Dataset rows for apps and sites:
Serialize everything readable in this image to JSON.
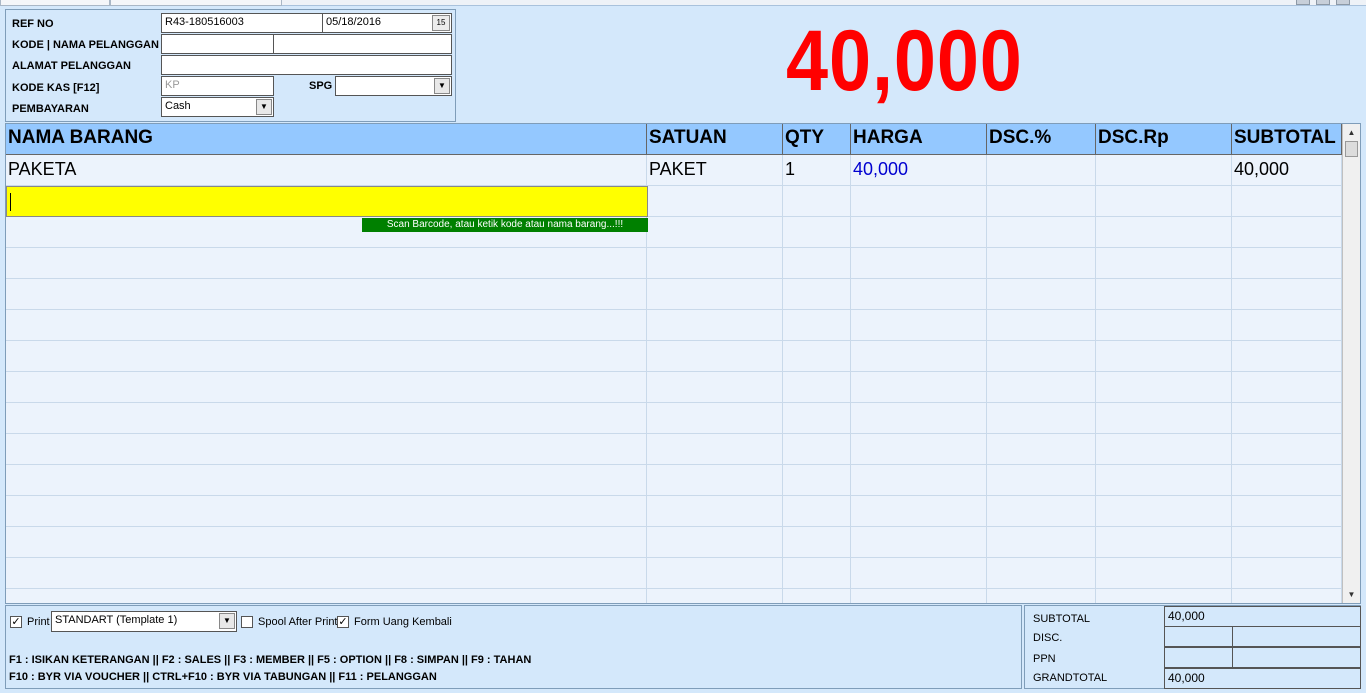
{
  "header": {
    "ref_no_label": "REF NO",
    "ref_no_value": "R43-180516003",
    "date_value": "05/18/2016",
    "calendar_icon": "15",
    "pelanggan_label": "KODE | NAMA PELANGGAN",
    "pelanggan_code": "",
    "pelanggan_name": "",
    "alamat_label": "ALAMAT PELANGGAN",
    "alamat_value": "",
    "kode_kas_label": "KODE KAS [F12]",
    "kode_kas_value": "KP",
    "spg_label": "SPG",
    "spg_value": "",
    "pembayaran_label": "PEMBAYARAN",
    "pembayaran_value": "Cash",
    "dropdown_glyph": "▼"
  },
  "grand_display": "40,000",
  "grid": {
    "columns": [
      "NAMA BARANG",
      "SATUAN",
      "QTY",
      "HARGA",
      "DSC.%",
      "DSC.Rp",
      "SUBTOTAL"
    ],
    "rows": [
      {
        "nama": "PAKETA",
        "satuan": "PAKET",
        "qty": "1",
        "harga": "40,000",
        "dsc_pct": "",
        "dsc_rp": "",
        "subtotal": "40,000"
      }
    ],
    "entry_hint": "Scan Barcode, atau ketik kode atau nama barang...!!!"
  },
  "footer": {
    "print_label": "Print",
    "print_checked": "✓",
    "template_value": "STANDART (Template 1)",
    "spool_label": "Spool After Print",
    "spool_checked": "",
    "uang_kembali_label": "Form Uang Kembali",
    "uang_kembali_checked": "✓",
    "hotkeys_line1": "F1 : ISIKAN KETERANGAN || F2 : SALES || F3 : MEMBER || F5 : OPTION  || F8 : SIMPAN || F9 : TAHAN",
    "hotkeys_line2": "F10 : BYR VIA VOUCHER || CTRL+F10 : BYR VIA TABUNGAN  || F11 : PELANGGAN"
  },
  "summary": {
    "subtotal_label": "SUBTOTAL",
    "subtotal_value": "40,000",
    "disc_label": "DISC.",
    "disc_pct": "",
    "disc_value": "",
    "ppn_label": "PPN",
    "ppn_pct": "",
    "ppn_value": "",
    "grandtotal_label": "GRANDTOTAL",
    "grandtotal_value": "40,000"
  }
}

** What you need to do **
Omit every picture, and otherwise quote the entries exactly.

** Result of this exercise **
Serialize everything readable in this image to JSON.
{
  "header": {
    "ref_no_label": "REF NO",
    "ref_no_value": "R43-180516003",
    "date_value": "05/18/2016",
    "calendar_icon": "15",
    "pelanggan_label": "KODE | NAMA PELANGGAN",
    "pelanggan_code": "",
    "pelanggan_name": "",
    "alamat_label": "ALAMAT PELANGGAN",
    "alamat_value": "",
    "kode_kas_label": "KODE KAS [F12]",
    "kode_kas_value": "KP",
    "spg_label": "SPG",
    "spg_value": "",
    "pembayaran_label": "PEMBAYARAN",
    "pembayaran_value": "Cash",
    "dropdown_glyph": "▼"
  },
  "grand_display": "40,000",
  "grid": {
    "columns": [
      "NAMA BARANG",
      "SATUAN",
      "QTY",
      "HARGA",
      "DSC.%",
      "DSC.Rp",
      "SUBTOTAL"
    ],
    "rows": [
      {
        "nama": "PAKETA",
        "satuan": "PAKET",
        "qty": "1",
        "harga": "40,000",
        "dsc_pct": "",
        "dsc_rp": "",
        "subtotal": "40,000"
      }
    ],
    "entry_hint": "Scan Barcode, atau ketik kode atau nama barang...!!!"
  },
  "footer": {
    "print_label": "Print",
    "print_checked": "✓",
    "template_value": "STANDART (Template 1)",
    "spool_label": "Spool After Print",
    "spool_checked": "",
    "uang_kembali_label": "Form Uang Kembali",
    "uang_kembali_checked": "✓",
    "hotkeys_line1": "F1 : ISIKAN KETERANGAN || F2 : SALES || F3 : MEMBER || F5 : OPTION  || F8 : SIMPAN || F9 : TAHAN",
    "hotkeys_line2": "F10 : BYR VIA VOUCHER || CTRL+F10 : BYR VIA TABUNGAN  || F11 : PELANGGAN"
  },
  "summary": {
    "subtotal_label": "SUBTOTAL",
    "subtotal_value": "40,000",
    "disc_label": "DISC.",
    "disc_pct": "",
    "disc_value": "",
    "ppn_label": "PPN",
    "ppn_pct": "",
    "ppn_value": "",
    "grandtotal_label": "GRANDTOTAL",
    "grandtotal_value": "40,000"
  }
}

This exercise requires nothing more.